A company producing china clay needs to analyse the chemical composition of the clay, and determine its properties. As part of this process they use a dilatometer, which is a device familiar to material engineers. In this case the device heats a sample of the core and measures the amount by which it expands.
This is a simple idea but requires careful thought when put into practice. There are commercial dilatometer systems available which function very well. They lack flexibility, however, when it comes to computerised acquisition of data, as well as being expensive.
The company have been thinking for several years about controlling their existing dilatometer with a computer. Biodata's Microlink 3000 system offers them distinct technical advantages. It also costs one third the amount of a proprietary system. The system is not straightforward. High accuracy measurement of temperature and displacement are required under difficult circumstances.

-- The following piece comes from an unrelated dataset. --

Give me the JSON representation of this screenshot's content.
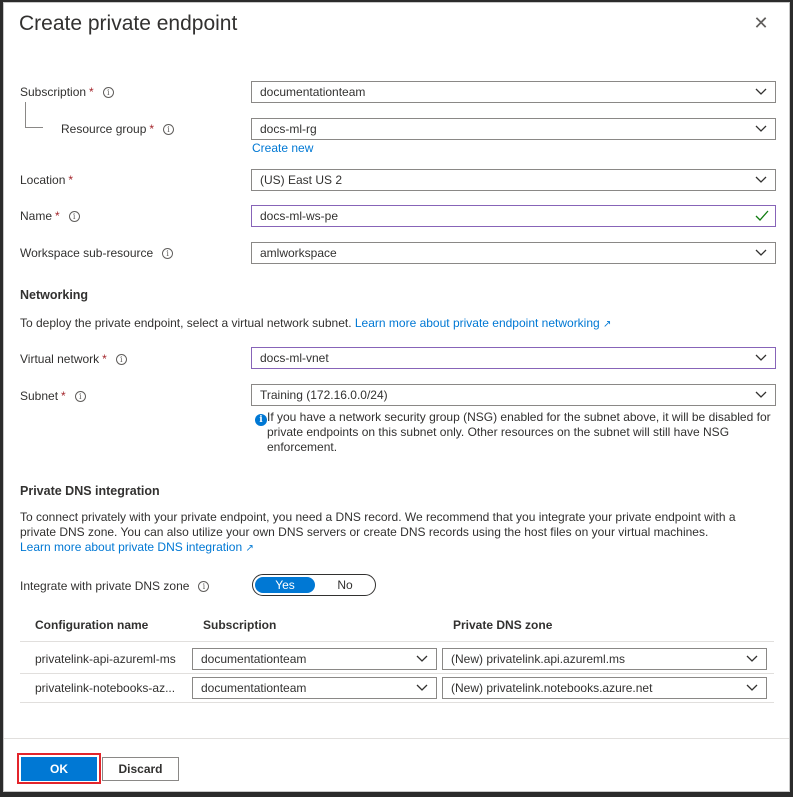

The Microlink hardware can condition a displacement transducer with a range of 2 mm, whilst allowing full control of system calibration. This is critical to the success of the system. A high resolution analogue-to-digital converter means all readings are resolved extremely accurately. The A-D converter integrates the signals, so reducing environmental noise. This is important as the heating control for the dilatometer is provided by a Phase Angle Trigger unit, notorious for radiating RF noise.
Control is vital to the application. The combination of Windmill software and the powerful Interface Management Language (running in the Microlink hardware) can handle a wide variety of digital inputs and outputs as well as three-term PID loops for control of the dilatometer heating. There's also potential for using a Windows database for the storage and retrieval of results.
Microlink 3000 Hardware